For some of us, the census data released Thursday was fascinating. For others, it was, I would presume, downright frightening.
Much of what we have seen in recent years — the rise of Donald Trump, xenophobia and racist efforts to enshrine or at least extend white power by packing the courts and suppressing minority votes — has been rooted in a fear of political, cultural and economic displacement.
The white power acolytes saw this train approaching from a distance — the browning of America, the shrinking of the white population and the explosion of the nonwhite — and they did everything they could to head it off.
They tried to clamp down on immigration, both unlawful and lawful. They waged a propaganda war against abortion, and they lobbied for “traditional family values” in the hopes of persuading more white women to have more babies. They orchestrated a system of mass incarceration that siphoned millions of young, marriage-age men, disproportionately Black and Hispanic, out of the free population.
They refused to pass gun control laws as gun violence disproportionately ravaged Black communities.
Republican governors, mostly in Southern states, even refused to expand Medicaid under Obamacare. As the Kaiser Family Foundation points out, “Medicaid is the largest source of insurance coverage for people with H.I.V., estimated to cover 42 percent” of the adult population with HIV, “compared to just 13 percent of the adult population overall.” It adds that Medicaid beneficiaries with HIV are more likely to be male, Black and dually eligible for Medicare. So HIV continues to rage in the South, even though we now have treatments that prevent the transmission of the virus.
On every level, in every way, these forces, whether wittingly or not, worked to prevent the nonwhite population from growing. And yet it did.
As The New York Times reported:
“Hispanics accounted for about half the country’s growth over the past decade, up by about 23%. The Asian population grew faster than expected — up by about 36%, a rise that made up nearly a fifth of the country’s total. Nearly 1 in 4 Americans now identifies as either Hispanic or Asian. The Black population grew by 6%, an increase that represented about a tenth of the country’s growth. Americans who identified as non-Hispanic and more than one race rose the fastest, jumping to 13.5 million from 6 million.”
Meanwhile, the white population, in absolute numbers, declined for the first time in the history of the country.
This data is dreadful for white supremacists. As Kathleen Belew, an assistant professor of U.S. history at the University of Chicago, told me by phone, “These people experience this kind of shift as an apocalyptic threat.”
Population size determines, to some degree, the power you wield. The only option left to white supremacists at this point is to find ways to help white people maintain their grip on power even as they become a minority in the population, and the best way to do that is to deny as many minorities as possible access to that power.
We are now seeing a shocking, blatant attempt at voter suppression across the country. I believe that this is just the start of something, not the end — that efforts to disenfranchise minority voters will grow only more brazen as the white power movement becomes more desperate.

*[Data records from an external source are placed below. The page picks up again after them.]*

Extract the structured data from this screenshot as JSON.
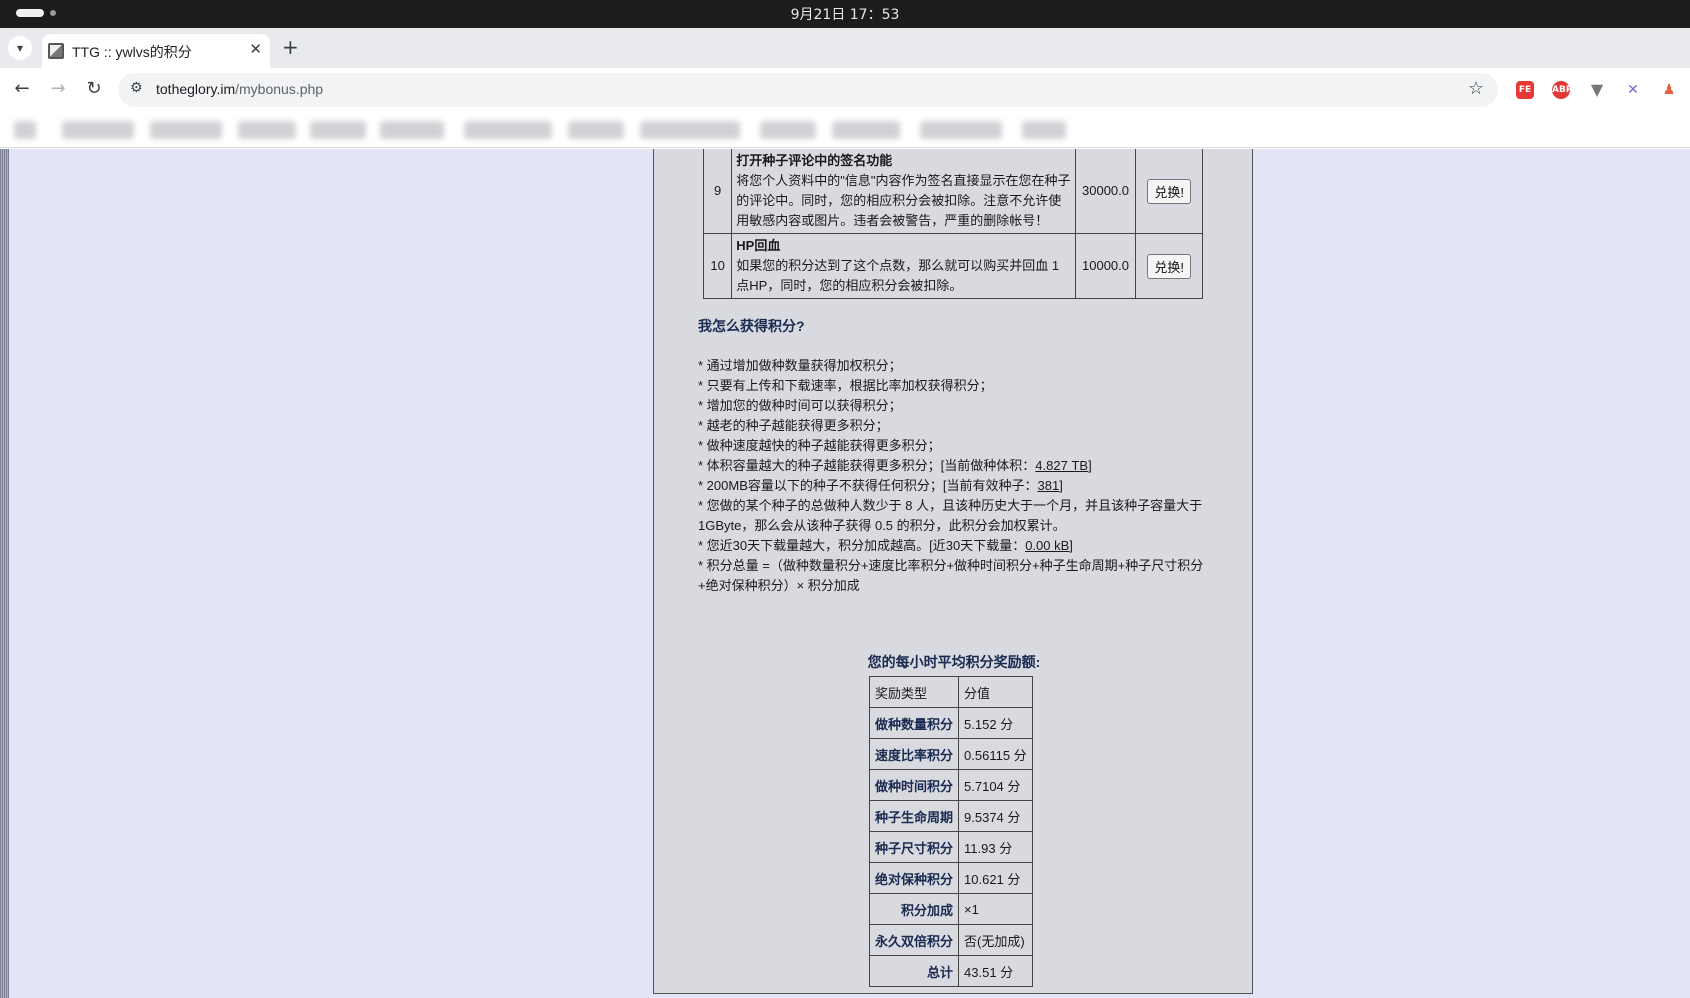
{
  "os": {
    "clock": "9月21日 17：53"
  },
  "browser": {
    "tab": {
      "title": "TTG :: ywlvs的积分"
    },
    "url_host": "totheglory.im",
    "url_path": "/mybonus.php"
  },
  "exchange_rows": [
    {
      "no": "9",
      "title": "打开种子评论中的签名功能",
      "desc": "将您个人资料中的\"信息\"内容作为签名直接显示在您在种子的评论中。同时，您的相应积分会被扣除。注意不允许使用敏感内容或图片。违者会被警告，严重的删除帐号！",
      "cost": "30000.0",
      "button": "兑换!"
    },
    {
      "no": "10",
      "title": "HP回血",
      "desc": "如果您的积分达到了这个点数，那么就可以购买并回血 1 点HP，同时，您的相应积分会被扣除。",
      "cost": "10000.0",
      "button": "兑换!"
    }
  ],
  "how": {
    "title": "我怎么获得积分?",
    "items": [
      "* 通过增加做种数量获得加权积分；",
      "* 只要有上传和下载速率，根据比率加权获得积分；",
      "* 增加您的做种时间可以获得积分；",
      "* 越老的种子越能获得更多积分；",
      "* 做种速度越快的种子越能获得更多积分；",
      "* 200MB容量以下的种子不获得任何积分；",
      "* 您做的某个种子的总做种人数少于 8 人，且该种历史大于一个月，并且该种子容量大于 1GByte，那么会从该种子获得 0.5 的积分，此积分会加权累计。",
      "* 积分总量 =（做种数量积分+速度比率积分+做种时间积分+种子生命周期+种子尺寸积分+绝对保种积分）× 积分加成"
    ],
    "volume_prefix": "* 体积容量越大的种子越能获得更多积分；[当前做种体积：",
    "volume_value": "4.827 TB",
    "seeds_prefix": "* 200MB容量以下的种子不获得任何积分；[当前有效种子：",
    "seeds_value": "381",
    "dl_prefix": "* 您近30天下载量越大，积分加成越高。[近30天下载量：",
    "dl_value": "0.00 kB",
    "close_bracket": "]"
  },
  "rates": {
    "title": "您的每小时平均积分奖励额:",
    "head": [
      "奖励类型",
      "分值"
    ],
    "rows": [
      {
        "label": "做种数量积分",
        "value": "5.152 分"
      },
      {
        "label": "速度比率积分",
        "value": "0.56115 分"
      },
      {
        "label": "做种时间积分",
        "value": "5.7104 分"
      },
      {
        "label": "种子生命周期",
        "value": "9.5374 分"
      },
      {
        "label": "种子尺寸积分",
        "value": "11.93 分"
      },
      {
        "label": "绝对保种积分",
        "value": "10.621 分"
      },
      {
        "label": "积分加成",
        "value": "×1"
      },
      {
        "label": "永久双倍积分",
        "value": "否(无加成)"
      },
      {
        "label": "总计",
        "value": "43.51 分"
      }
    ]
  }
}
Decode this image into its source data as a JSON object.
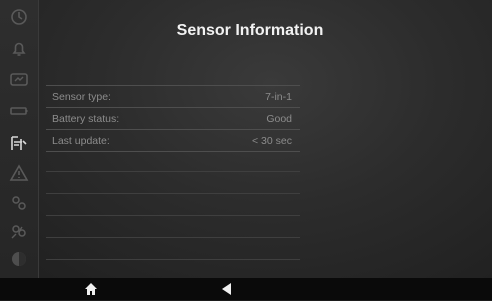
{
  "header": {
    "title": "Sensor Information"
  },
  "sensor_info": {
    "rows": [
      {
        "label": "Sensor type:",
        "value": "7-in-1"
      },
      {
        "label": "Battery status:",
        "value": "Good"
      },
      {
        "label": "Last update:",
        "value": "< 30 sec"
      }
    ]
  },
  "sidebar": {
    "icons": [
      "clock-icon",
      "bell-icon",
      "gauge-icon",
      "battery-icon",
      "sensor-icon",
      "warning-icon",
      "settings-icon",
      "people-icon",
      "theme-icon"
    ]
  },
  "bottom_bar": {
    "icons": [
      "home-icon",
      "back-icon"
    ]
  }
}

We are likely to see this trend in full swing as the redistricting process gets underway. As Nate Cohn wrote in the Times, the fact that much of the population growth over the past 10 years occurred in the Sun Belt, where the GOP controls redistricting, gives Republicans, who are overwhelmingly white, “yet another chance to preserve their political power in the face of unfavorable demographic trends.”
It’s particularly important to note that the changes in the nonwhite population will be not uniform but concentrated in particular states. Black people are continuing a reverse migration to the South and threatening to alter the political landscape there. Hispanics account for more and more of the voting-age population in key swing states across the Southwest.
As the nonwhite population grows in these states, so does their political power. In response, many of these are the states now trying to suppress nonwhite votes. This is why the Democratic-controlled Senate’s inability and unwillingness to alter the filibuster to pass voter protection is so maddening. Republicans’ voter suppression is an all-out attempt to shore up white power and diminish nonwhite power, and the Senate has been letting them do it.
The passage of power is not a polite and gentle affair like passing the salt at a dinner table. People with power fight — sometimes to the end — to maintain it. There’s going to be a shift, but not without strife.
Charles M. Blow is a columnist for The New York Times.